It occurs to me that
' have kind of opposite advantages. We can look at it in terms of what things a function signature involves:
&/&mut and elided lifetimes <-> user types and elided lifetimes <-> explicit lifetimes
where the middle case is the one we're trying to find syntax for, and the other two are known quantities. Then
Foo<', T> is consistent with the logic of explicit lifetimes, with respect to what symbol to use and where to put it. Meanwhile,
Foo<&, T> is consistent with the logic of elided signatures with
&mut, with respect to what symbol to use and where elision happens.
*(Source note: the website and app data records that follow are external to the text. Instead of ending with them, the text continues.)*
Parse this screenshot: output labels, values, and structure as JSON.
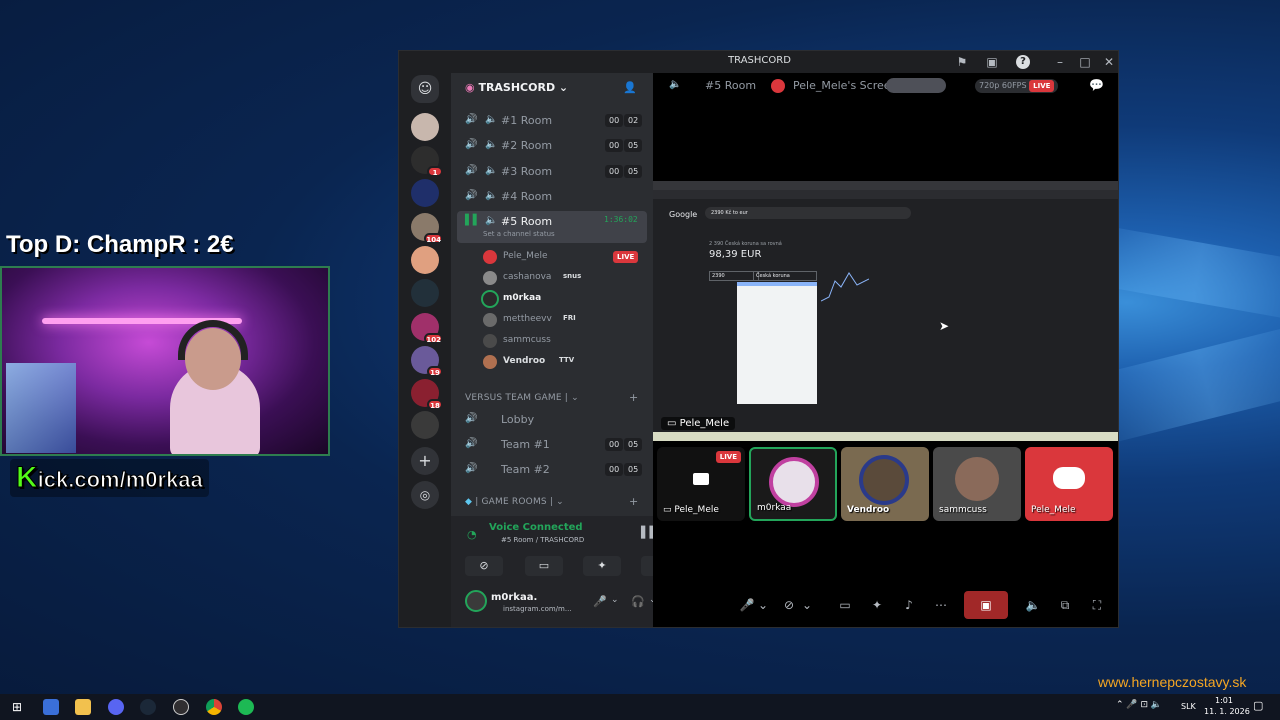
{
  "overlay": {
    "title": "Top D: ChampR : 2€",
    "kick_k": "K",
    "kick_rest": "ick.com/m0rkaa",
    "website": "www.hernepczostavy.sk"
  },
  "window": {
    "title": "TRASHCORD"
  },
  "servers": [
    {
      "badge": ""
    },
    {
      "badge": "1"
    },
    {
      "badge": ""
    },
    {
      "badge": "104"
    },
    {
      "badge": ""
    },
    {
      "badge": ""
    },
    {
      "badge": "102"
    },
    {
      "badge": "19"
    },
    {
      "badge": "18"
    },
    {
      "badge": ""
    }
  ],
  "sidebar": {
    "guild_name": "TRASHCORD",
    "channels": [
      {
        "name": "#1 Room",
        "count_a": "00",
        "count_b": "02"
      },
      {
        "name": "#2 Room",
        "count_a": "00",
        "count_b": "05"
      },
      {
        "name": "#3 Room",
        "count_a": "00",
        "count_b": "05"
      },
      {
        "name": "#4 Room",
        "count_a": "",
        "count_b": ""
      }
    ],
    "active_channel": {
      "name": "#5 Room",
      "timer": "1:36:02",
      "status": "Set a channel status"
    },
    "voice_users": [
      {
        "name": "Pele_Mele",
        "tag": "LIVE"
      },
      {
        "name": "cashanova",
        "tag": "snus"
      },
      {
        "name": "m0rkaa",
        "tag": ""
      },
      {
        "name": "mettheevv",
        "tag": "FRI"
      },
      {
        "name": "sammcuss",
        "tag": ""
      },
      {
        "name": "Vendroo",
        "tag": "TTV"
      }
    ],
    "category_versus": "VERSUS TEAM GAME |",
    "versus_channels": [
      {
        "name": "Lobby",
        "count_a": "",
        "count_b": ""
      },
      {
        "name": "Team #1",
        "count_a": "00",
        "count_b": "05"
      },
      {
        "name": "Team #2",
        "count_a": "00",
        "count_b": "05"
      }
    ],
    "category_game": "| GAME ROOMS |"
  },
  "voice": {
    "status": "Voice Connected",
    "location": "#5 Room / TRASHCORD"
  },
  "user": {
    "name": "m0rkaa.",
    "subtitle": "instagram.com/m..."
  },
  "stage": {
    "channel": "#5 Room",
    "stream_title": "Pele_Mele's Screen",
    "quality": "720p 60FPS",
    "live": "LIVE",
    "stream_owner": "Pele_Mele",
    "inner": {
      "search": "2390 Kč to eur",
      "result_label": "2 390 Česká koruna sa rovná",
      "result_value": "98,39 EUR",
      "input_value": "2390",
      "currency": "Česká koruna",
      "google": "Google"
    }
  },
  "tiles": [
    {
      "name": "Pele_Mele",
      "live": "LIVE"
    },
    {
      "name": "m0rkaa",
      "live": ""
    },
    {
      "name": "Vendroo",
      "live": ""
    },
    {
      "name": "sammcuss",
      "live": ""
    },
    {
      "name": "Pele_Mele",
      "live": ""
    }
  ],
  "taskbar": {
    "lang": "SLK",
    "time": "1:01",
    "date": "11. 1. 2026"
  },
  "colors": {
    "accent": "#5865f2",
    "live": "#da373c",
    "voice_green": "#23a55a",
    "kick_green": "#53fc18"
  }
}
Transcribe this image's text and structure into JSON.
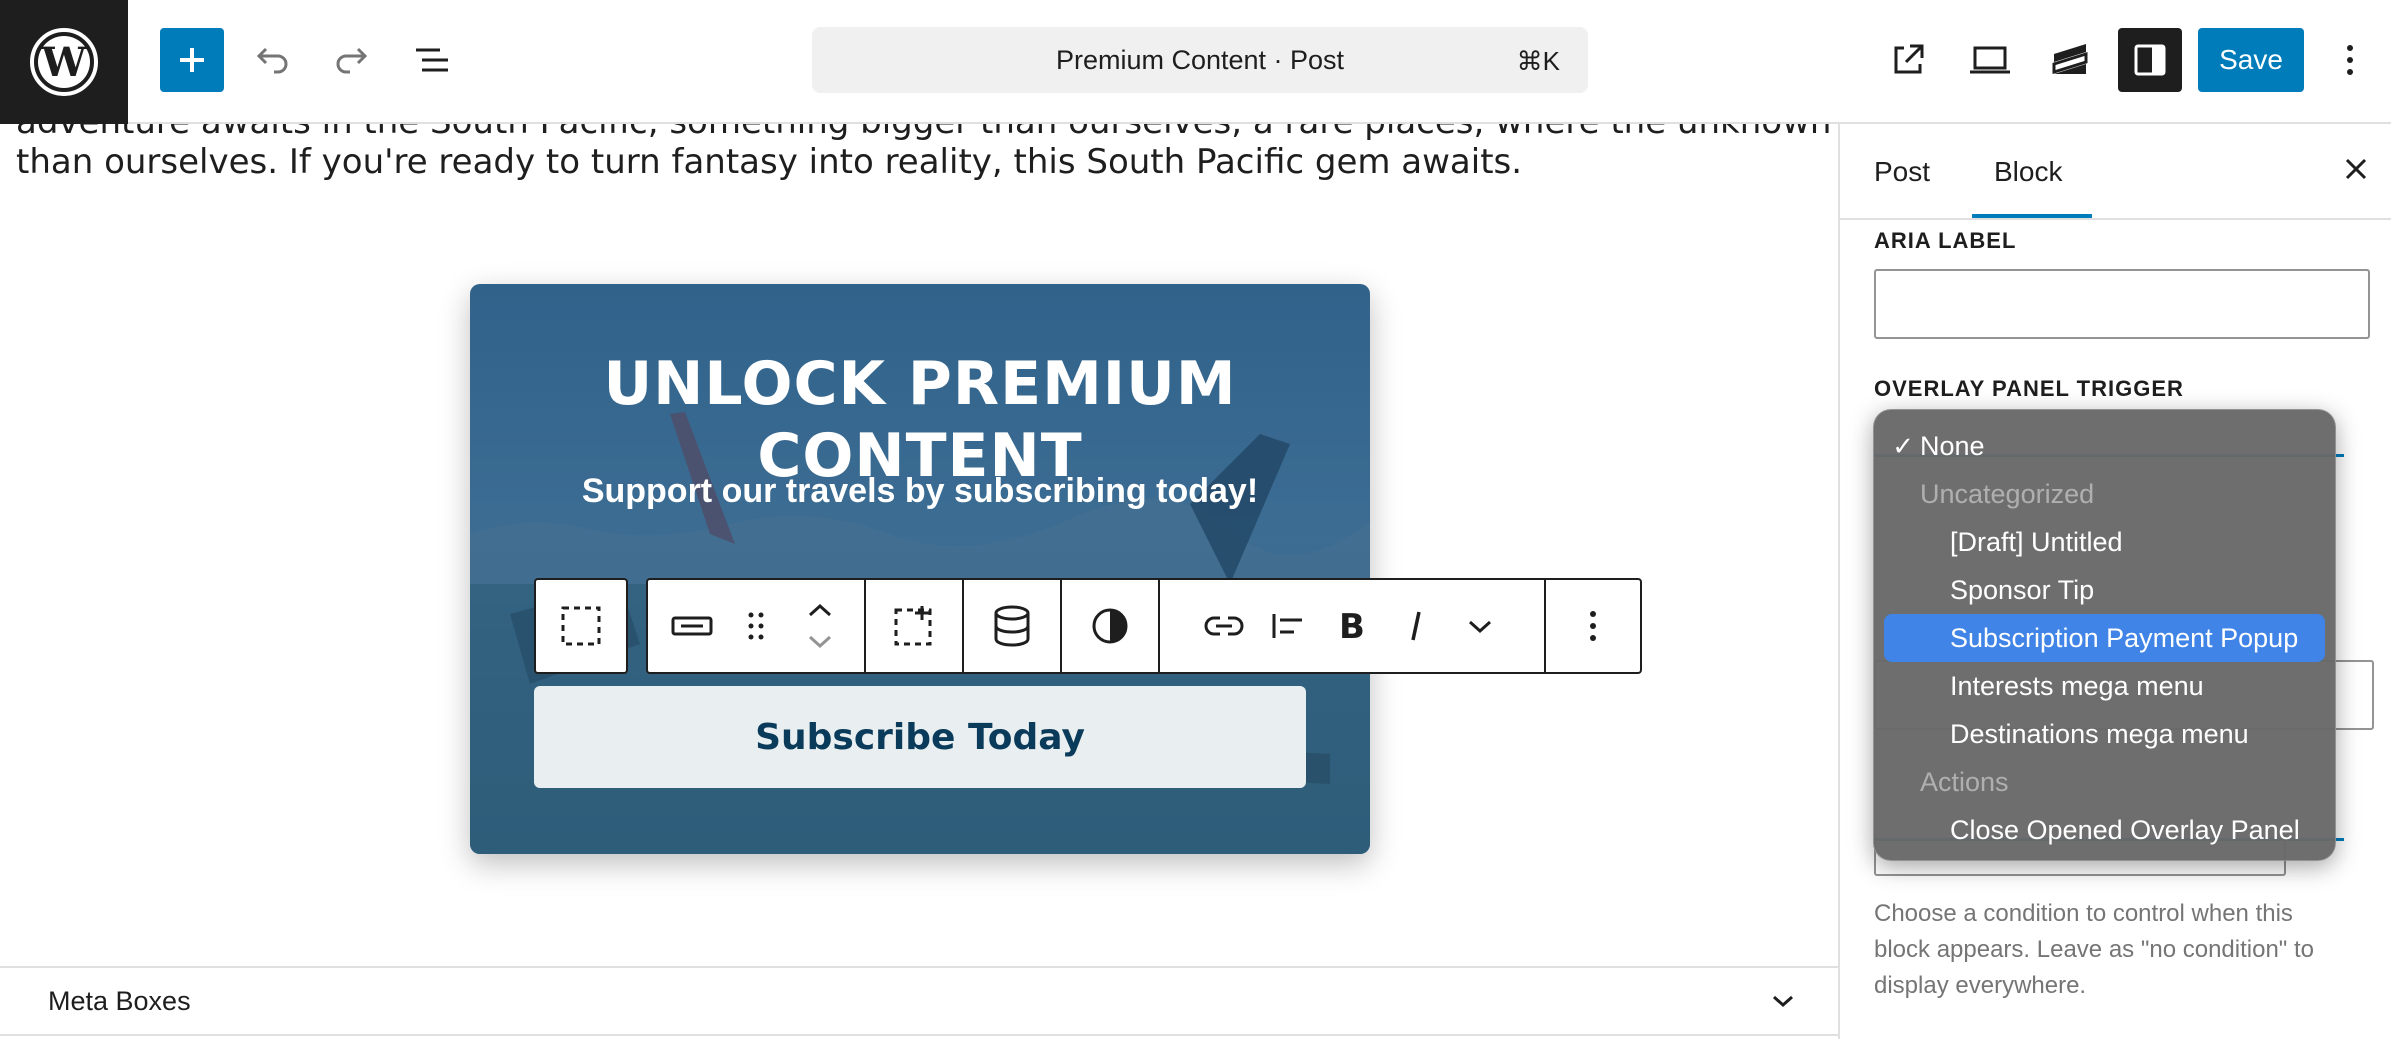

That is, the existing syntax for elision with
&mut, as well as the syntax extended with
Foo<&, T>, both follow a simple rule: elision happens where there is an
& symbol without a specified lifetime.
In other words, the ampersand
& leads you from elided lifetimes with built-in types (
&mut) to elided lifetimes with user-defined types, while the tick
' leads you from elided lifetimes with user-defined types to explicit lifetimes.
Purely logically speaking I find both of these roughly similarly compelling; the deal-breaker for me is really just that I find
Foo<', T> to be an incredibly big eyesore and
Foo<&, T> merely a normally-sized eyesore.
@mgeisler (and everyone else who liked their comment), what do you think about
Foo<&, T>? Obviously it's not ideal either, but I find it considerably less "lexically offensive" than
Foo<', T>; I'm not sure whether I'm representative.